You can call her the “La Reina del Reggaetón,” “La Caballota,” “La potra,” “La Diva” or simply Ivy Queen. One thing is for certain, Martha Ivelisse Pesante (Ivy’s birth name), was one of the first women to break down the barriers to entry in the Urbano music landscape. Her songs are filled with topics on female empowerment and how to unleash your inner #BossChica and have had a lasting impression on all her fans both in Latin America and the US. Ivy’s songs have paved the way for many of today’s artists like Karol G , Natti Natasha and, most notably, Rosalía .
Currently La Caballota is releasing a new single Un baile más and promoting her US tour, Raíz No Rama, which will be visiting 19 cities — Elizabeth, New Jersey, Houston, Texas, and Chicago (to name a few).

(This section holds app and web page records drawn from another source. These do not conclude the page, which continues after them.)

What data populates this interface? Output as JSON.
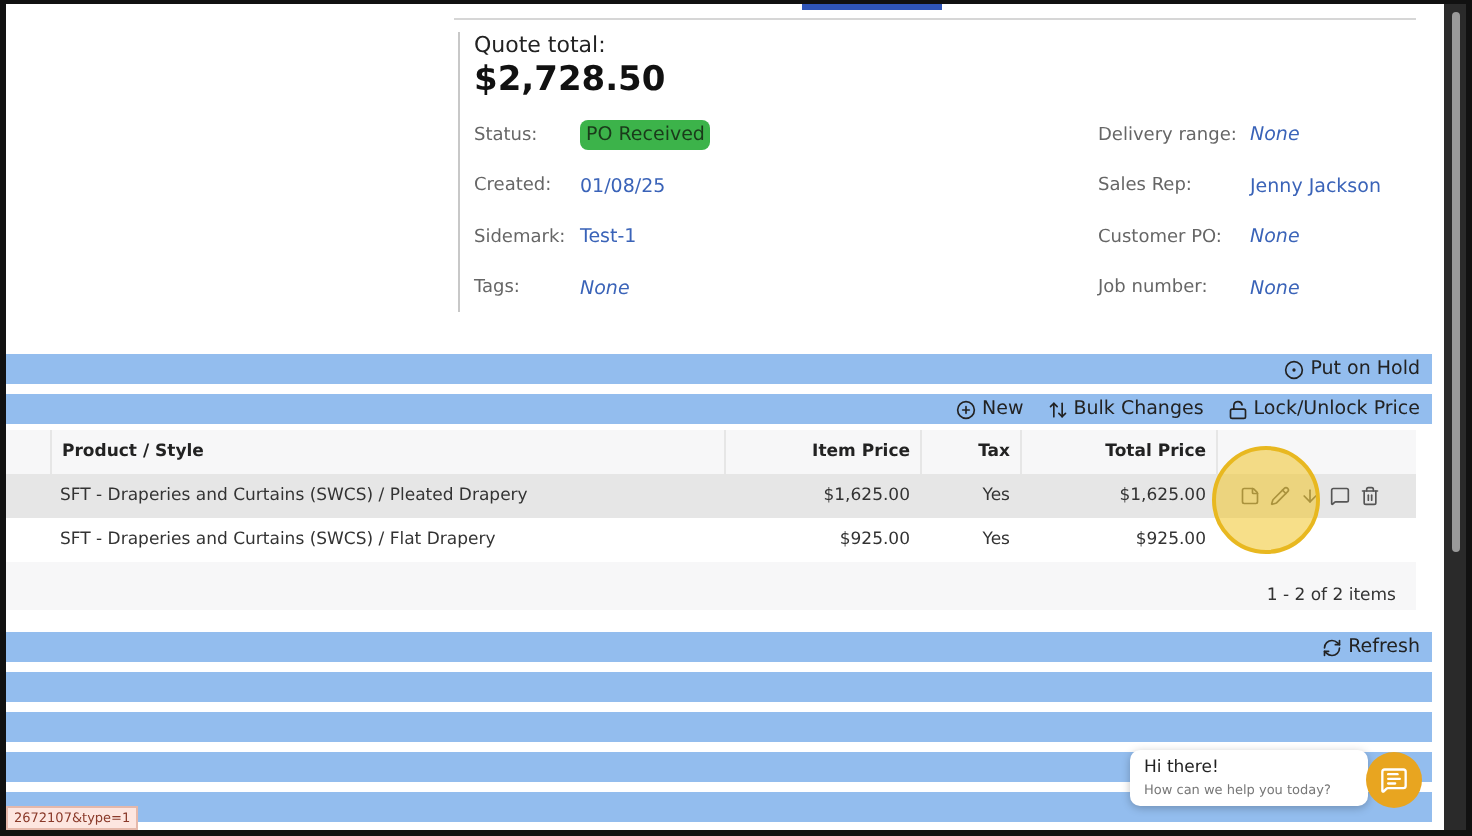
{
  "quote": {
    "total_label": "Quote total:",
    "total": "$2,728.50"
  },
  "fields_left": [
    {
      "label": "Status:",
      "value": "PO Received",
      "kind": "badge"
    },
    {
      "label": "Created:",
      "value": "01/08/25",
      "kind": "link"
    },
    {
      "label": "Sidemark:",
      "value": "Test-1",
      "kind": "link"
    },
    {
      "label": "Tags:",
      "value": "None",
      "kind": "empty"
    }
  ],
  "fields_right": [
    {
      "label": "Delivery range:",
      "value": "None",
      "kind": "empty"
    },
    {
      "label": "Sales Rep:",
      "value": "Jenny Jackson",
      "kind": "link"
    },
    {
      "label": "Customer PO:",
      "value": "None",
      "kind": "empty"
    },
    {
      "label": "Job number:",
      "value": "None",
      "kind": "empty"
    }
  ],
  "hold_bar": {
    "label": "Put on Hold"
  },
  "toolbar": [
    {
      "label": "New",
      "kind": "plus"
    },
    {
      "label": "Bulk Changes",
      "kind": "swap"
    },
    {
      "label": "Lock/Unlock Price",
      "kind": "lock"
    }
  ],
  "table": {
    "columns": [
      "Product / Style",
      "Item Price",
      "Tax",
      "Total Price"
    ],
    "rows": [
      {
        "product": "SFT - Draperies and Curtains (SWCS) / Pleated Drapery",
        "item_price": "$1,625.00",
        "tax": "Yes",
        "total": "$1,625.00",
        "selected": true
      },
      {
        "product": "SFT - Draperies and Curtains (SWCS) / Flat Drapery",
        "item_price": "$925.00",
        "tax": "Yes",
        "total": "$925.00",
        "selected": false
      }
    ],
    "pager": "1 - 2 of 2 items"
  },
  "refresh_bar": {
    "label": "Refresh"
  },
  "chat": {
    "greeting": "Hi there!",
    "prompt": "How can we help you today?"
  },
  "status_url": "2672107&type=1"
}
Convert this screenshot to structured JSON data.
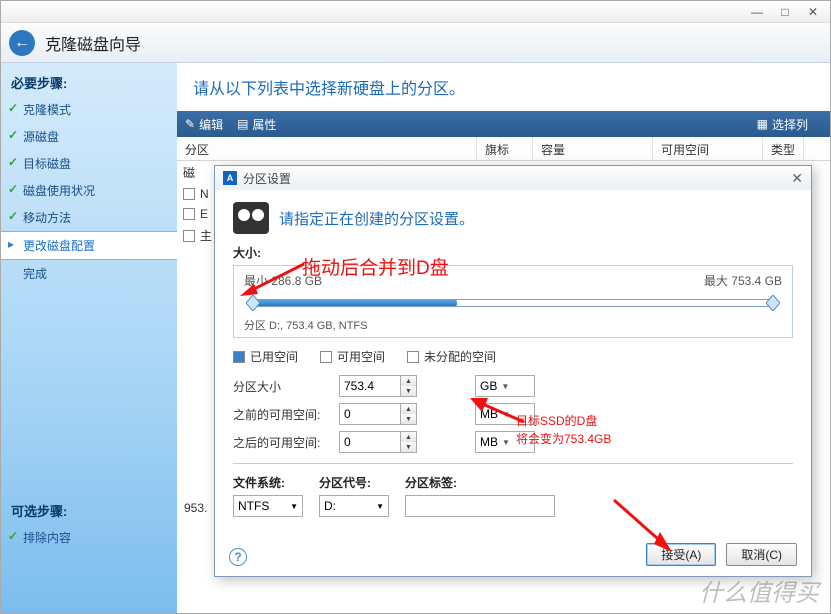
{
  "header": {
    "title": "克隆磁盘向导"
  },
  "sidebar": {
    "required_label": "必要步骤:",
    "optional_label": "可选步骤:",
    "items": [
      {
        "label": "克隆模式"
      },
      {
        "label": "源磁盘"
      },
      {
        "label": "目标磁盘"
      },
      {
        "label": "磁盘使用状况"
      },
      {
        "label": "移动方法"
      },
      {
        "label": "更改磁盘配置"
      },
      {
        "label": "完成"
      }
    ],
    "optional": [
      {
        "label": "排除内容"
      }
    ]
  },
  "main": {
    "instruction": "请从以下列表中选择新硬盘上的分区。",
    "toolbar": {
      "edit": "编辑",
      "props": "属性",
      "select_col": "选择列"
    },
    "cols": {
      "partition": "分区",
      "flag": "旗标",
      "capacity": "容量",
      "free": "可用空间",
      "type": "类型"
    },
    "rows": {
      "disk": "磁",
      "n": "N",
      "e": "E",
      "main_label": "主"
    },
    "disk_size": "953."
  },
  "dialog": {
    "title": "分区设置",
    "subtitle": "请指定正在创建的分区设置。",
    "size_label": "大小:",
    "min_label": "最小 286.8 GB",
    "max_label": "最大 753.4 GB",
    "partition_info": "分区 D:, 753.4 GB, NTFS",
    "legend": {
      "used": "已用空间",
      "free": "可用空间",
      "unalloc": "未分配的空间"
    },
    "fields": {
      "size_label": "分区大小",
      "size_val": "753.4",
      "size_unit": "GB",
      "before_label": "之前的可用空间:",
      "before_val": "0",
      "before_unit": "MB",
      "after_label": "之后的可用空间:",
      "after_val": "0",
      "after_unit": "MB"
    },
    "bottom": {
      "fs_label": "文件系统:",
      "fs_val": "NTFS",
      "letter_label": "分区代号:",
      "letter_val": "D:",
      "vol_label": "分区标签:",
      "vol_val": ""
    },
    "buttons": {
      "accept": "接受(A)",
      "cancel": "取消(C)"
    }
  },
  "annotations": {
    "a1": "拖动后合并到D盘",
    "a2_l1": "目标SSD的D盘",
    "a2_l2": "将会变为753.4GB"
  },
  "watermark": "什么值得买"
}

HOLA! USA caught up with La Reina del Reggaetón and she shared everything she had going on as well as revealed how much she admires Spanish singer Rosalía and how she considers her one of the best representatives of Urbano music.
HOLA! USA: Ivy, how has 2020 been treating you so far?
Ivy Queen: “I am super happy, the year has started off strong. Everyone says you have to start off on the right foot, but I’ve started off on the right, left and with my entire body and soul working to make everything for my U.S. tour go smoothly as I am traveling by bus.”
Why are you traveling by bus?
“This is the first time that I am going to be traveling by bus because I am normally forced to travel the world by plane. It will be an interesting experience. We are visiting 19 cities, but a lot can happen along the way, so we are preparing for the possibility of visiting 25 cities or more.”
What inspired the name of your tour (Raíz y no rama)?
“The idea stems from a hashtag that I’ve been using on social media for that last one to two years in an informative sense. We know that you cannot see the raíz (root) of a tree, but it supports everything above it — in this case Urbano music. The root supports the rama (the branch), which can be taken away by the wind. My career represents the root, the part of the tree that has seen the most, yet is the longest lasting.”
You’re also releasing a new song Un baile más.
“Yes, it’s a really meaningful song as it takes a look at the hypothetical scenario of ‘What if today was your last day? Who would you dance it with?’ I wanted to create something that both men and women could sing and dance to as many of my songs are geared at women. If I had to choose who I would dance ‘my last dance’ with it would be my daughter and my husband.”
How would you define the current state of Urbano music?
“Something that fills me with a lot of gratitude and pride is when I seen American artists seeking out Latinx artists to collaborate on a song. Before Latinx artists needed to beg and sometimes pay for American artists to work with us, but now the ball is in our court because people recognize the power of Latinxers. Something that also makes me happy is having an artist like Bad Bunny in the mix — he is interesting and different. He has also paid his respects to me in a song, which I think is important and powerful. I also love Ozuna and would love to work with him.”
Who do you see as your possible successor, the next powerhouse of Urbano music?
“I feel like all of them are like my daughters, regardless of whether they speak well of me or not. Like every mother, you have children that shine and others that are a bit more rebellious, but you love them all the same. I can see myself in a lot of them — when they wear colorful wigs, long nails with intricate art — it reminds me that I’ve made my mark. For example, Rosalía, who I was speaking to recently, seems like a breath of fresh air. Despite her not being a Latina, her flow and her singing ability is something that you can tell she puts her heart into, and I love that.”
What do you like the most about her?
“Apart from her look and her voice, I have a high appreciation of her lyrics and if I were only to look at that aspect of her music, Rosalía would be my candidate as successor. What Rosalía possesses is something that you are born with, adding to that natural ability is the fact that she grew up listening to songs from Lola Flores as well as being raised with the proper tools at home much like me. I grew up listening to salsa, Celia [Cruz] and La Lupe. I also see myself in her flow and her passion for singing.”
Do you see a possible collaboration in the future?
It would be a very interesting collaboration — both of us sitting together and writing. It would be a spectacular collaboration. I would love it.